* [ABOUT THIS TASK] An exact copy of every entry below is needed.

* [App and web page records]
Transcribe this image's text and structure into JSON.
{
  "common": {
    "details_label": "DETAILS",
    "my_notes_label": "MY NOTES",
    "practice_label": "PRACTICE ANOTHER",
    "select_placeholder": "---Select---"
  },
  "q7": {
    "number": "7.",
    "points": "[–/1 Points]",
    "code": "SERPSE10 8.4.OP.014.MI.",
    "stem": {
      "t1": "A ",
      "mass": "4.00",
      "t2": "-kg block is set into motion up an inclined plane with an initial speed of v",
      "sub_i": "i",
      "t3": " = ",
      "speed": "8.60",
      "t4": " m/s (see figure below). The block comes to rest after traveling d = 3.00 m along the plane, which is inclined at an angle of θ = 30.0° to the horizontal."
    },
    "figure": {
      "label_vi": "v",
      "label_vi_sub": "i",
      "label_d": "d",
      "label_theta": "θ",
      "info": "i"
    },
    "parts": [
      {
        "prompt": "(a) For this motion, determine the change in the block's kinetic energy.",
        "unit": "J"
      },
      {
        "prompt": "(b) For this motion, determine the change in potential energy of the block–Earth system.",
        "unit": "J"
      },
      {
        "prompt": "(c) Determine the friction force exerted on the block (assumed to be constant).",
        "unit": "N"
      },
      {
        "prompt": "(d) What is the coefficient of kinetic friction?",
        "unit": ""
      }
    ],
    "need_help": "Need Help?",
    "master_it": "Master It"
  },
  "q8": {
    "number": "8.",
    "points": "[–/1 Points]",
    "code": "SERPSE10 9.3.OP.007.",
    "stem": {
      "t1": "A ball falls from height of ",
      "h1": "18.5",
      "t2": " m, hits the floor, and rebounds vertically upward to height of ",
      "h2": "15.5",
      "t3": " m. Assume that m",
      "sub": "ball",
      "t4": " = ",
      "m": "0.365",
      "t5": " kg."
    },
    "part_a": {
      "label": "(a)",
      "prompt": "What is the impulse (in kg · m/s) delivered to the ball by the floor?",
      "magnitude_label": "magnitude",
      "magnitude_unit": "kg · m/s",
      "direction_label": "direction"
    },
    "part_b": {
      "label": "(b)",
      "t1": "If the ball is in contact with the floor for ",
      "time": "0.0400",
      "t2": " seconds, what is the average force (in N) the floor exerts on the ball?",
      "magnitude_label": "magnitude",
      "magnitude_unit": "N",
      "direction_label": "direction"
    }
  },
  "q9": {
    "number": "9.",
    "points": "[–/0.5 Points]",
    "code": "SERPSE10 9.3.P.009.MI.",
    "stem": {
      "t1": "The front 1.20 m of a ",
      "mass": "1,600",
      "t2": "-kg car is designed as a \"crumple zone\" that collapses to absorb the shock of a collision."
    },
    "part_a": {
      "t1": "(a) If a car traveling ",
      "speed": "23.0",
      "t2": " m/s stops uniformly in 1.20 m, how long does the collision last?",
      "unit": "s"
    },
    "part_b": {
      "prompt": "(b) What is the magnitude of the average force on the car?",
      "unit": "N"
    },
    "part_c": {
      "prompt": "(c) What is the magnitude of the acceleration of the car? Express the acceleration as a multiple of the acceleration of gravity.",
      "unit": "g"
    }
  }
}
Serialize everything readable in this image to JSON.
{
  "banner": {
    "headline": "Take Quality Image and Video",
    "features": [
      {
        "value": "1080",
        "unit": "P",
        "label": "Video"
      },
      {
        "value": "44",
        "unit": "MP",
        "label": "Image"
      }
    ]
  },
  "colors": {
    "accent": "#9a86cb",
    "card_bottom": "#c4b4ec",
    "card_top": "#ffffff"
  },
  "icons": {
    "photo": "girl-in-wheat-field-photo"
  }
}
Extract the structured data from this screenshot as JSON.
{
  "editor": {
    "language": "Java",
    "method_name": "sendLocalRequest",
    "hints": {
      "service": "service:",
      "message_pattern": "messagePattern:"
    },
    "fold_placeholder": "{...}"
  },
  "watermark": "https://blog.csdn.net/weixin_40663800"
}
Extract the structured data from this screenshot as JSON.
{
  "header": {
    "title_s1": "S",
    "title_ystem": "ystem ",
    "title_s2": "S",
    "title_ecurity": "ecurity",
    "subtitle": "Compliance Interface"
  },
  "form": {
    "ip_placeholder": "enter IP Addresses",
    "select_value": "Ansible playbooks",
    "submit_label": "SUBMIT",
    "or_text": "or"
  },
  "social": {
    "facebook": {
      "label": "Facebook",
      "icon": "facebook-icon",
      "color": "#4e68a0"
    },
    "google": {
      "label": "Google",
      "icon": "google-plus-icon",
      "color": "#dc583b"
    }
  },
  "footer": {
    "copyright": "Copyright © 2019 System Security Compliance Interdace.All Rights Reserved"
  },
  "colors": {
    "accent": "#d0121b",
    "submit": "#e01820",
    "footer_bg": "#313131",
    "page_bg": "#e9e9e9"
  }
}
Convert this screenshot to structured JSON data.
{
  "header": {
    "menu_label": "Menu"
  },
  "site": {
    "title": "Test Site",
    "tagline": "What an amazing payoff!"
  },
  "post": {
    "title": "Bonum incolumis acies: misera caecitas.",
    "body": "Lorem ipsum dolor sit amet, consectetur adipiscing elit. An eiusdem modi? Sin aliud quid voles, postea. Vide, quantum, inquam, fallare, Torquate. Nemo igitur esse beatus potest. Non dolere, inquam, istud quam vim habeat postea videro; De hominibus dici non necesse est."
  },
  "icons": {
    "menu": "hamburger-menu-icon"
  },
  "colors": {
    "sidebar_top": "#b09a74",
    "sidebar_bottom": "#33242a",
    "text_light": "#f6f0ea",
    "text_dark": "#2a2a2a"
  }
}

* [RESULT]
Transcribe this image's text and structure into JSON.
{
  "common": {
    "details_label": "DETAILS",
    "my_notes_label": "MY NOTES",
    "practice_label": "PRACTICE ANOTHER",
    "select_placeholder": "---Select---"
  },
  "q7": {
    "number": "7.",
    "points": "[–/1 Points]",
    "code": "SERPSE10 8.4.OP.014.MI.",
    "stem": {
      "t1": "A ",
      "mass": "4.00",
      "t2": "-kg block is set into motion up an inclined plane with an initial speed of v",
      "sub_i": "i",
      "t3": " = ",
      "speed": "8.60",
      "t4": " m/s (see figure below). The block comes to rest after traveling d = 3.00 m along the plane, which is inclined at an angle of θ = 30.0° to the horizontal."
    },
    "figure": {
      "label_vi": "v",
      "label_vi_sub": "i",
      "label_d": "d",
      "label_theta": "θ",
      "info": "i"
    },
    "parts": [
      {
        "prompt": "(a) For this motion, determine the change in the block's kinetic energy.",
        "unit": "J"
      },
      {
        "prompt": "(b) For this motion, determine the change in potential energy of the block–Earth system.",
        "unit": "J"
      },
      {
        "prompt": "(c) Determine the friction force exerted on the block (assumed to be constant).",
        "unit": "N"
      },
      {
        "prompt": "(d) What is the coefficient of kinetic friction?",
        "unit": ""
      }
    ],
    "need_help": "Need Help?",
    "master_it": "Master It"
  },
  "q8": {
    "number": "8.",
    "points": "[–/1 Points]",
    "code": "SERPSE10 9.3.OP.007.",
    "stem": {
      "t1": "A ball falls from height of ",
      "h1": "18.5",
      "t2": " m, hits the floor, and rebounds vertically upward to height of ",
      "h2": "15.5",
      "t3": " m. Assume that m",
      "sub": "ball",
      "t4": " = ",
      "m": "0.365",
      "t5": " kg."
    },
    "part_a": {
      "label": "(a)",
      "prompt": "What is the impulse (in kg · m/s) delivered to the ball by the floor?",
      "magnitude_label": "magnitude",
      "magnitude_unit": "kg · m/s",
      "direction_label": "direction"
    },
    "part_b": {
      "label": "(b)",
      "t1": "If the ball is in contact with the floor for ",
      "time": "0.0400",
      "t2": " seconds, what is the average force (in N) the floor exerts on the ball?",
      "magnitude_label": "magnitude",
      "magnitude_unit": "N",
      "direction_label": "direction"
    }
  },
  "q9": {
    "number": "9.",
    "points": "[–/0.5 Points]",
    "code": "SERPSE10 9.3.P.009.MI.",
    "stem": {
      "t1": "The front 1.20 m of a ",
      "mass": "1,600",
      "t2": "-kg car is designed as a \"crumple zone\" that collapses to absorb the shock of a collision."
    },
    "part_a": {
      "t1": "(a) If a car traveling ",
      "speed": "23.0",
      "t2": " m/s stops uniformly in 1.20 m, how long does the collision last?",
      "unit": "s"
    },
    "part_b": {
      "prompt": "(b) What is the magnitude of the average force on the car?",
      "unit": "N"
    },
    "part_c": {
      "prompt": "(c) What is the magnitude of the acceleration of the car? Express the acceleration as a multiple of the acceleration of gravity.",
      "unit": "g"
    }
  }
}
Serialize everything readable in this image to JSON.
{
  "banner": {
    "headline": "Take Quality Image and Video",
    "features": [
      {
        "value": "1080",
        "unit": "P",
        "label": "Video"
      },
      {
        "value": "44",
        "unit": "MP",
        "label": "Image"
      }
    ]
  },
  "colors": {
    "accent": "#9a86cb",
    "card_bottom": "#c4b4ec",
    "card_top": "#ffffff"
  },
  "icons": {
    "photo": "girl-in-wheat-field-photo"
  }
}
Extract the structured data from this screenshot as JSON.
{
  "editor": {
    "language": "Java",
    "method_name": "sendLocalRequest",
    "hints": {
      "service": "service:",
      "message_pattern": "messagePattern:"
    },
    "fold_placeholder": "{...}"
  },
  "watermark": "https://blog.csdn.net/weixin_40663800"
}
Extract the structured data from this screenshot as JSON.
{
  "header": {
    "title_s1": "S",
    "title_ystem": "ystem ",
    "title_s2": "S",
    "title_ecurity": "ecurity",
    "subtitle": "Compliance Interface"
  },
  "form": {
    "ip_placeholder": "enter IP Addresses",
    "select_value": "Ansible playbooks",
    "submit_label": "SUBMIT",
    "or_text": "or"
  },
  "social": {
    "facebook": {
      "label": "Facebook",
      "icon": "facebook-icon",
      "color": "#4e68a0"
    },
    "google": {
      "label": "Google",
      "icon": "google-plus-icon",
      "color": "#dc583b"
    }
  },
  "footer": {
    "copyright": "Copyright © 2019 System Security Compliance Interdace.All Rights Reserved"
  },
  "colors": {
    "accent": "#d0121b",
    "submit": "#e01820",
    "footer_bg": "#313131",
    "page_bg": "#e9e9e9"
  }
}
Convert this screenshot to structured JSON data.
{
  "header": {
    "menu_label": "Menu"
  },
  "site": {
    "title": "Test Site",
    "tagline": "What an amazing payoff!"
  },
  "post": {
    "title": "Bonum incolumis acies: misera caecitas.",
    "body": "Lorem ipsum dolor sit amet, consectetur adipiscing elit. An eiusdem modi? Sin aliud quid voles, postea. Vide, quantum, inquam, fallare, Torquate. Nemo igitur esse beatus potest. Non dolere, inquam, istud quam vim habeat postea videro; De hominibus dici non necesse est."
  },
  "icons": {
    "menu": "hamburger-menu-icon"
  },
  "colors": {
    "sidebar_top": "#b09a74",
    "sidebar_bottom": "#33242a",
    "text_light": "#f6f0ea",
    "text_dark": "#2a2a2a"
  }
}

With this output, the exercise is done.